[[ Listed entries, beginning ]]

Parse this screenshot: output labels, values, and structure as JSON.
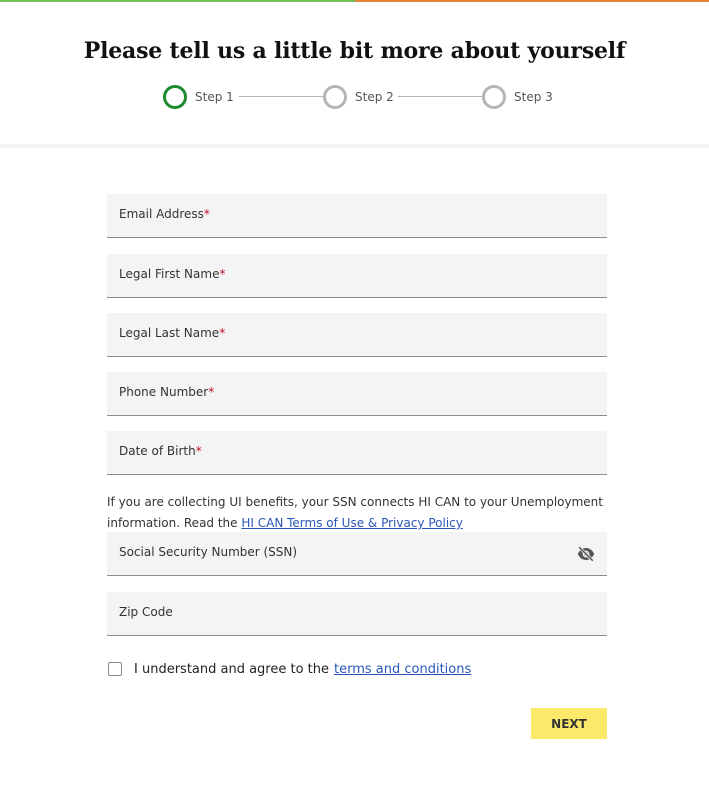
{
  "progress": {
    "fraction": 0.5,
    "fill_color": "#6fbf5a",
    "rest_color": "#e8833a"
  },
  "header": {
    "title": "Please tell us a little bit more about yourself"
  },
  "stepper": {
    "steps": [
      {
        "label": "Step 1",
        "active": true
      },
      {
        "label": "Step 2",
        "active": false
      },
      {
        "label": "Step 3",
        "active": false
      }
    ],
    "active_color": "#1e8a2e"
  },
  "form": {
    "email_label": "Email Address",
    "first_name_label": "Legal First Name",
    "last_name_label": "Legal Last Name",
    "phone_label": "Phone Number",
    "dob_label": "Date of Birth",
    "required_marker": "*",
    "ssn_note_text": "If you are collecting UI benefits, your SSN connects HI CAN to your Unemployment information. Read the ",
    "ssn_note_link": "HI CAN Terms of Use & Privacy Policy",
    "ssn_label": "Social Security Number (SSN)",
    "ssn_toggle_icon": "eye-slash-icon",
    "zip_label": "Zip Code",
    "agree_text": "I understand and agree to the",
    "agree_link": "terms and conditions",
    "next_label": "NEXT",
    "next_color": "#fce96a",
    "link_color": "#2a56b8",
    "required_color": "#c0102b"
  }
}
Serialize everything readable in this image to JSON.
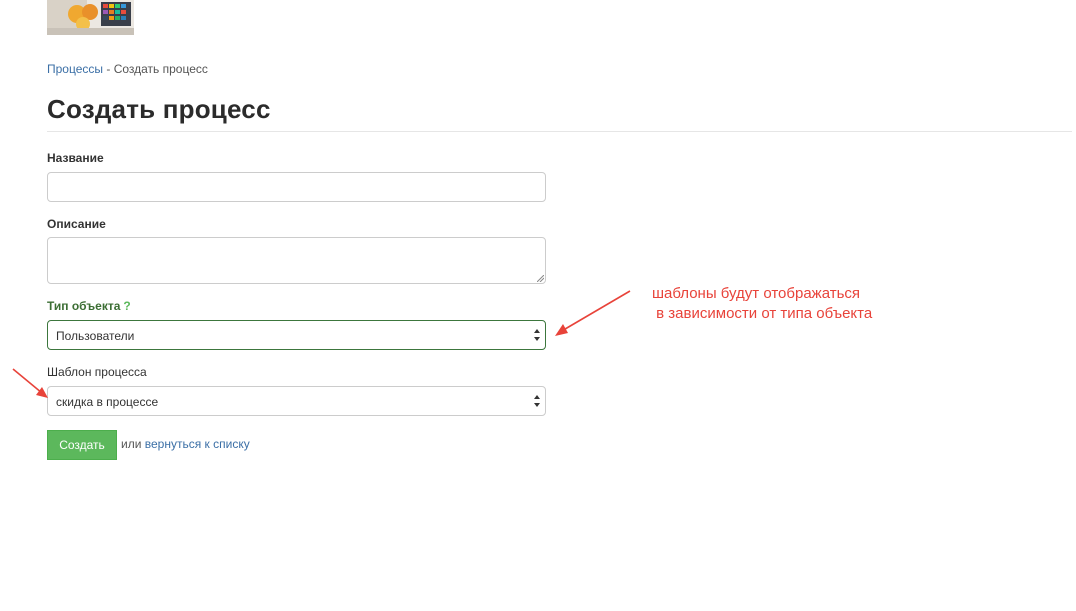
{
  "breadcrumb": {
    "parent_label": "Процессы",
    "separator": " - ",
    "current_label": "Создать процесс"
  },
  "page": {
    "title": "Создать процесс"
  },
  "form": {
    "name": {
      "label": "Название",
      "value": ""
    },
    "description": {
      "label": "Описание",
      "value": ""
    },
    "object_type": {
      "label": "Тип объекта",
      "help": "?",
      "selected": "Пользователи"
    },
    "template": {
      "label": "Шаблон процесса",
      "selected": "скидка в процессе"
    },
    "submit_label": "Создать",
    "or_text": "или",
    "back_link_label": "вернуться к списку"
  },
  "annotation": {
    "text": "шаблоны будут отображаться\n в зависимости от типа объекта"
  },
  "colors": {
    "link": "#3b6fa6",
    "success_label": "#3c6e34",
    "success_border": "#3c763d",
    "button_green": "#5cb85c",
    "annotation_red": "#e8433a"
  },
  "icons": {
    "select_arrows": "updown-arrows-icon",
    "help": "question-mark-icon"
  }
}
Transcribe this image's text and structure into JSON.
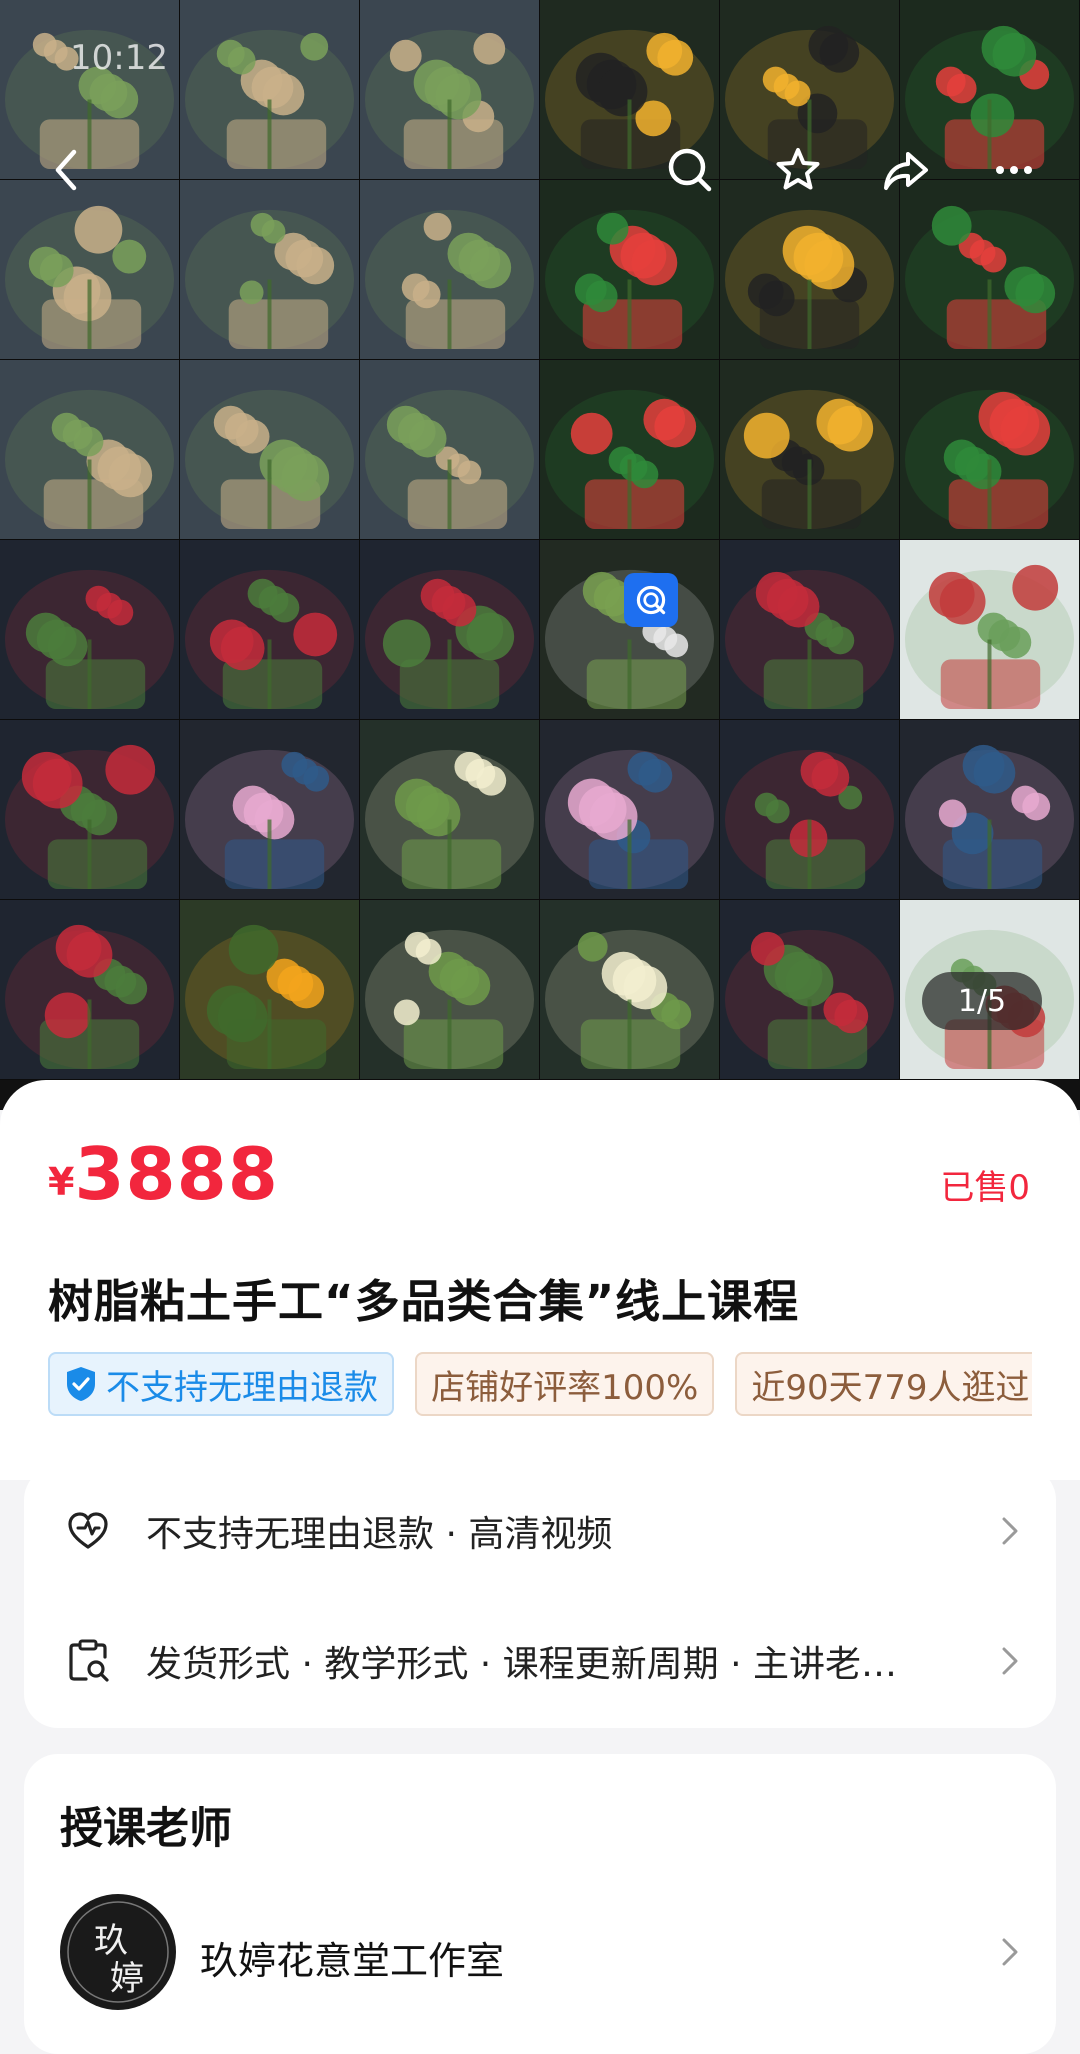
{
  "status_bar": {
    "time": "10:12"
  },
  "gallery": {
    "page_indicator": "1/5",
    "tiles": [
      "succulent-pot",
      "succulent-cluster",
      "air-plant",
      "watermelon-cake",
      "cone-cake",
      "watermelon-doll",
      "air-plant-red",
      "red-succulent",
      "zebra-succulent",
      "watermelon-cups",
      "cone-cake",
      "watermelon-slices",
      "peach-succulent",
      "green-succulent",
      "pink-succulent",
      "watermelon-doll",
      "cone-cake",
      "watermelon-slice",
      "red-branch",
      "dahlia",
      "red-peony",
      "dandelion",
      "red-branch-vase",
      "strawberry-plant",
      "hydrangea",
      "magnolia-vase",
      "daisy",
      "pink-blossom",
      "rose",
      "lotus",
      "tulip",
      "sunflower",
      "orchid",
      "lily",
      "plum-bonsai",
      "vase-plant"
    ]
  },
  "top_icons": [
    "back-icon",
    "search-icon",
    "star-icon",
    "share-icon",
    "more-icon"
  ],
  "product": {
    "currency": "¥",
    "price": "3888",
    "sold": "已售0",
    "title": "树脂粘土手工“多品类合集”线上课程",
    "tags": [
      "不支持无理由退款",
      "店铺好评率100%",
      "近90天779人逛过"
    ]
  },
  "details": {
    "service_row": "不支持无理由退款 · 高清视频",
    "params_row": "发货形式 · 教学形式 · 课程更新周期 · 主讲老…"
  },
  "teacher": {
    "section_title": "授课老师",
    "name": "玖婷花意堂工作室",
    "avatar_text": "玖婷"
  },
  "colors": {
    "accent": "#f2263d",
    "tag_blue": "#1a8be8",
    "tag_sand": "#8c5d3c"
  }
}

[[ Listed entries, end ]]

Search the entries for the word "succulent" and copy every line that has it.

      "succulent-pot",
      "succulent-cluster",
      "red-succulent",
      "zebra-succulent",
      "peach-succulent",
      "green-succulent",
      "pink-succulent",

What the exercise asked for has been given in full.